  • Learn more on the state’s website, including links to the law and info on other innovation schools.
  • Seven Denver schools and one Colorado Springs school have innovation status; Falcon would be the first “zone” to apply.
  • Denver school board members recently approved innovation school guidelines – see why one board member helped craft them.

The Innovation Schools Act is intended to free schools from bureaucratic rules and regulations, through waivers of state law and union contracts. Falcon teachers, however, do not have collective bargaining.

“In a school district without a contract, one of our concerns would be that the employees don’t have a voice,” said Jeanne Beyer, spokeswoman for the Colorado Education Association, which is watching the initiative unfold.

The law requires a school seeking waivers of contract protections to win approval from 60 percent of its teachers, though it’s unclear how that applies to Falcon. The initiative timeline, however, does include a Sept. 1 deadline for “secur(ing) approval of majority of teachers.”

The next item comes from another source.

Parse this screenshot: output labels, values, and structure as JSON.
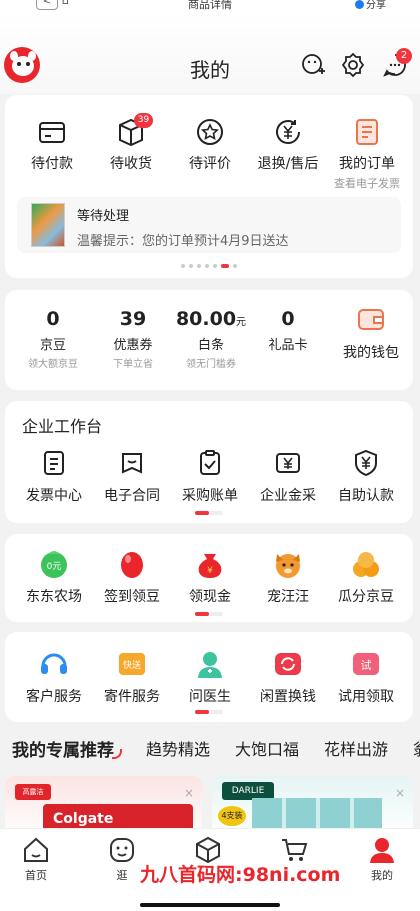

Beyer said the CEA has concerns about which waivers from state law – such as teacher licensing – the district might seek and whether school leaders would have full hiring and firing authority. About 40 percent of Falcon teachers are CEA members.

“We believe the principal should be the education leader, the curriculum leader, the leader of improving quality instruction,” she said, “and that final hiring decisions should basically stay at the central-office level.”

For the new innovation leaders, it’s clear a different model has its appeal. Felice, at Vista Ridge, believes the initiative will result in faster responses to changing student needs.

“We want to narrow the focus and concentrate on the important things in education,” he said. “Innovation zones will allow agile decision-making.”